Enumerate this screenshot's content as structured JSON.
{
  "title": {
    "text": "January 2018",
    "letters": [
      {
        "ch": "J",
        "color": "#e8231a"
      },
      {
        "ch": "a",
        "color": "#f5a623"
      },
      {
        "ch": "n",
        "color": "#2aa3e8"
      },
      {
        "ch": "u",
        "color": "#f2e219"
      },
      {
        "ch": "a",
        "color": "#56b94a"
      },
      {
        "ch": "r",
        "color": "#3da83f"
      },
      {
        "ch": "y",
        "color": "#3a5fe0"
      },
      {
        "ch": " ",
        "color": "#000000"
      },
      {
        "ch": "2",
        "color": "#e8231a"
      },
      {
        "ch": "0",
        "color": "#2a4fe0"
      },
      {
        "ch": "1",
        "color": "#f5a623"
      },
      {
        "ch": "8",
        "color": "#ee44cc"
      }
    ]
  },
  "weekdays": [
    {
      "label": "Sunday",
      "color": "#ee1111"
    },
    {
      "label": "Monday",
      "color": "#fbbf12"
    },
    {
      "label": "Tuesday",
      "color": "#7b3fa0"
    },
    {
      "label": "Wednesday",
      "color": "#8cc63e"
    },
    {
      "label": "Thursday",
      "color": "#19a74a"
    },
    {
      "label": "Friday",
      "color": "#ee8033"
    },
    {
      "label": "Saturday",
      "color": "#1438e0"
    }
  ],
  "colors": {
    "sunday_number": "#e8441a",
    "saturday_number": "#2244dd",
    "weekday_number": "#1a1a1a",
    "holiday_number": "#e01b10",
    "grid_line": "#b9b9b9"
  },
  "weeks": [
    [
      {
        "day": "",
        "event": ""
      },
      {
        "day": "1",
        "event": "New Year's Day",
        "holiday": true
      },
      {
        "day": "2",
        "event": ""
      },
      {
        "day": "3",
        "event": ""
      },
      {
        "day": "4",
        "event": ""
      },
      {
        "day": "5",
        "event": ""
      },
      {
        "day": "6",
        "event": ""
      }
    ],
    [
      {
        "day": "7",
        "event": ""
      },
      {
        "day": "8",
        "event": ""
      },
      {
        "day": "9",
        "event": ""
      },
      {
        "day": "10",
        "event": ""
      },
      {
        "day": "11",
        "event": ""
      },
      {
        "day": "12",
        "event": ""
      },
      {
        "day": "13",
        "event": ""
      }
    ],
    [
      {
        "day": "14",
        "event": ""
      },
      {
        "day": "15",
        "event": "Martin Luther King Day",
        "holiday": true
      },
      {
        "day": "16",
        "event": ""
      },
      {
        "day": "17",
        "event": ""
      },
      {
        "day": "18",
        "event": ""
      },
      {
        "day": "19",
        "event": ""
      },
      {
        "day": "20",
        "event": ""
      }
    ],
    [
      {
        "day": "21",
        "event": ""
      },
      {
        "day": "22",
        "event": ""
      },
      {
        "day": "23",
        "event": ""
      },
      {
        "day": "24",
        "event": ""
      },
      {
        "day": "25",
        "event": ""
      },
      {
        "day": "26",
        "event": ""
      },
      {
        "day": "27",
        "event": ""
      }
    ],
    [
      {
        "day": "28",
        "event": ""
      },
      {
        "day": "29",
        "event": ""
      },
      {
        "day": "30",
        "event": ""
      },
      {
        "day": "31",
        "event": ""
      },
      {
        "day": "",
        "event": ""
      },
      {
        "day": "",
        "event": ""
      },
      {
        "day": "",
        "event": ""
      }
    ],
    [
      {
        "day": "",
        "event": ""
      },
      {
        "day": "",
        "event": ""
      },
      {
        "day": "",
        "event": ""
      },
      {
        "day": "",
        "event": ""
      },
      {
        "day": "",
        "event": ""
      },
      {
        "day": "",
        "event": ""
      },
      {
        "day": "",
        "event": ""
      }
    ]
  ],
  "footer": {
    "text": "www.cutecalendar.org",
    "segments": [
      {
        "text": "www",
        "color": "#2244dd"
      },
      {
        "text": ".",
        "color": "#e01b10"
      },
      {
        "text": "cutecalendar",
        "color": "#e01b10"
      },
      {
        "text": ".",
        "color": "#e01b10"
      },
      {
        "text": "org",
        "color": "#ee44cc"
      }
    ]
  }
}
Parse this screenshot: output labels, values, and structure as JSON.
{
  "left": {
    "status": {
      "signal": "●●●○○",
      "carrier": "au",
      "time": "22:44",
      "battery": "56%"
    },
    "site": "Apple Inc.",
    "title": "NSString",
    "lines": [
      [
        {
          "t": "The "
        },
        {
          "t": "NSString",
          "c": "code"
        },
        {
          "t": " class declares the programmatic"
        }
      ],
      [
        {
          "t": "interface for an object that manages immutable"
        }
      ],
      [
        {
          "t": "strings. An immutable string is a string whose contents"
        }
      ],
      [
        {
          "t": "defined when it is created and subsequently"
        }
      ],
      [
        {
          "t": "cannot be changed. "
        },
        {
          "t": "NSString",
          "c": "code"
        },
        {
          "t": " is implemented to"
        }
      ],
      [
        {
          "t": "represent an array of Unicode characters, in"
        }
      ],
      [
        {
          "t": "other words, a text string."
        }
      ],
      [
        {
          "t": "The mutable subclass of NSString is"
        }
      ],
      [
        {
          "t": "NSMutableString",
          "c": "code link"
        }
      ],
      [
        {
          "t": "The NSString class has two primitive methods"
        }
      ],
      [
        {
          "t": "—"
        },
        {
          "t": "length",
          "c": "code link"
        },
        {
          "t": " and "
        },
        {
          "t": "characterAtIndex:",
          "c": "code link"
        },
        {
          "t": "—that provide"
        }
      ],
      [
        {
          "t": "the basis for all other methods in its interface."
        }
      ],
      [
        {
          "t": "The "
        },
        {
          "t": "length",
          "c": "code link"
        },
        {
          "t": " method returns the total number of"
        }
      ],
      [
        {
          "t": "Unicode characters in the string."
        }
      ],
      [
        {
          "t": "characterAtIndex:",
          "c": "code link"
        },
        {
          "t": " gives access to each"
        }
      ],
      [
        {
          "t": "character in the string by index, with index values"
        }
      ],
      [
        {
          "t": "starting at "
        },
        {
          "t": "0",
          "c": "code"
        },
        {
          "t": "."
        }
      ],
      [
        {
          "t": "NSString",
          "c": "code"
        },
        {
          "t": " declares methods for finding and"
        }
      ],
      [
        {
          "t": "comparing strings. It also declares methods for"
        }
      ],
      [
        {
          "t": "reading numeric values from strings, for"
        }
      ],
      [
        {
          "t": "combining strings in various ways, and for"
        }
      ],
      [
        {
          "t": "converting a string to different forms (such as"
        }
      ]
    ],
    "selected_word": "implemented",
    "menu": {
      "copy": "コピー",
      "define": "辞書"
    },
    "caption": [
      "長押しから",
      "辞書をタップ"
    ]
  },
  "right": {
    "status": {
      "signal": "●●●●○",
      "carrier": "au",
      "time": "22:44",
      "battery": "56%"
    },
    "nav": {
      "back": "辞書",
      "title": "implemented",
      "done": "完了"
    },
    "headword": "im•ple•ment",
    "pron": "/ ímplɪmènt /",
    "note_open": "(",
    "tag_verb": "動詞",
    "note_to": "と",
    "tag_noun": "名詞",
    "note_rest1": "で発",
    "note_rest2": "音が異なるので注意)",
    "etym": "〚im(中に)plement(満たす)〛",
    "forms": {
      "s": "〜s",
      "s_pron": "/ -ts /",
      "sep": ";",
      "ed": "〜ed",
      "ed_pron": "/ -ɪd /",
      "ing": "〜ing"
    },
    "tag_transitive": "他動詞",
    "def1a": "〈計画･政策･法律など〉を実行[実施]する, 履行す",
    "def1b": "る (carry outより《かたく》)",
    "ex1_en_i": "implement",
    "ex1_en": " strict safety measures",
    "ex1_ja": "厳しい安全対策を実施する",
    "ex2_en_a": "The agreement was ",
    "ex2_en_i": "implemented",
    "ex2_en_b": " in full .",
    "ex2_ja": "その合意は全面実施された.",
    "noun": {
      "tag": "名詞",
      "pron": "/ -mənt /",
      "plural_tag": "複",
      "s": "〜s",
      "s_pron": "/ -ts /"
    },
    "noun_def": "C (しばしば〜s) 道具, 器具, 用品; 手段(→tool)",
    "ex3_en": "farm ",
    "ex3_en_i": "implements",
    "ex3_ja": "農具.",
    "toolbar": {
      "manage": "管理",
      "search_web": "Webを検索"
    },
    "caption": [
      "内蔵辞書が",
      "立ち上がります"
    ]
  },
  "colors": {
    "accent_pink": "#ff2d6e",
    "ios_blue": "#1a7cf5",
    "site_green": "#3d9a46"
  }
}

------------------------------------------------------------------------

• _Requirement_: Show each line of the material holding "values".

• _The completed task_:
Parse this screenshot: output labels, values, and structure as JSON.
          "t": "character in the string by index, with index values"
          "t": "reading numeric values from strings, for"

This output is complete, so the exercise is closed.